Report all lines below with the word "JSON".
BEGIN SUPPLIED DATA
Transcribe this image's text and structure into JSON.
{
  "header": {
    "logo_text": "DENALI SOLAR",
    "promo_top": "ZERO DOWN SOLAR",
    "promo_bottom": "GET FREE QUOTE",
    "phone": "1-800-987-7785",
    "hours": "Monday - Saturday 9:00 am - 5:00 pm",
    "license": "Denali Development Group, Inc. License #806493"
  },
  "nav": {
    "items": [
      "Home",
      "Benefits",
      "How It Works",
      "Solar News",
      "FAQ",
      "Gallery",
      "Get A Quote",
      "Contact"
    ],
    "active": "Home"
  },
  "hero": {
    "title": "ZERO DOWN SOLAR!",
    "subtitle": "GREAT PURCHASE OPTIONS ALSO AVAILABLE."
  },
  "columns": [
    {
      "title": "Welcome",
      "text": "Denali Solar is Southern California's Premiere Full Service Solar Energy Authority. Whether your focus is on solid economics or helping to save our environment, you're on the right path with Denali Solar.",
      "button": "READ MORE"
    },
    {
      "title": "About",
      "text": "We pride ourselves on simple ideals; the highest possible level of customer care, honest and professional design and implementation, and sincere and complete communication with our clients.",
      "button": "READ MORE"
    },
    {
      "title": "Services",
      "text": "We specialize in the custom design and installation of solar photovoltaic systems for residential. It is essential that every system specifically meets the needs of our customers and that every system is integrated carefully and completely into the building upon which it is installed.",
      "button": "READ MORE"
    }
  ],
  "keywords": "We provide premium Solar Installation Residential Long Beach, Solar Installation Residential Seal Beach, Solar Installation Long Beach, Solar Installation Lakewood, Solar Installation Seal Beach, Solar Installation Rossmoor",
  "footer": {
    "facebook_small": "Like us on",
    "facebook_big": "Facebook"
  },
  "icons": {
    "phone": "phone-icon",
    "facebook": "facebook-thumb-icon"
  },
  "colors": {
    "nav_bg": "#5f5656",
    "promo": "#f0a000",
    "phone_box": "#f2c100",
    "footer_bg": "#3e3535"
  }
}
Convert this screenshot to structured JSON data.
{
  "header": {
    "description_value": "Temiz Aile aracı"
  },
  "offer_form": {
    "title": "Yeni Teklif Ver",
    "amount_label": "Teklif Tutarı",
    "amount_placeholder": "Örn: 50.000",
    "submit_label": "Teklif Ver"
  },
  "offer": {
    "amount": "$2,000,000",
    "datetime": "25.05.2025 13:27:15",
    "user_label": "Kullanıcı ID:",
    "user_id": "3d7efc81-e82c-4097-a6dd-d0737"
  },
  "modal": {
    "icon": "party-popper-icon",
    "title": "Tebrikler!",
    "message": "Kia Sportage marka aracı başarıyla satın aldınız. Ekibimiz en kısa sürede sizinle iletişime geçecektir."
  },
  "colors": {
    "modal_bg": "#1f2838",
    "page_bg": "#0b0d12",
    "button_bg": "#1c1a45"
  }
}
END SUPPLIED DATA
### EXERCISE RESPONSE
Transcribe this image's text and structure into JSON.
Convert this screenshot to structured JSON data.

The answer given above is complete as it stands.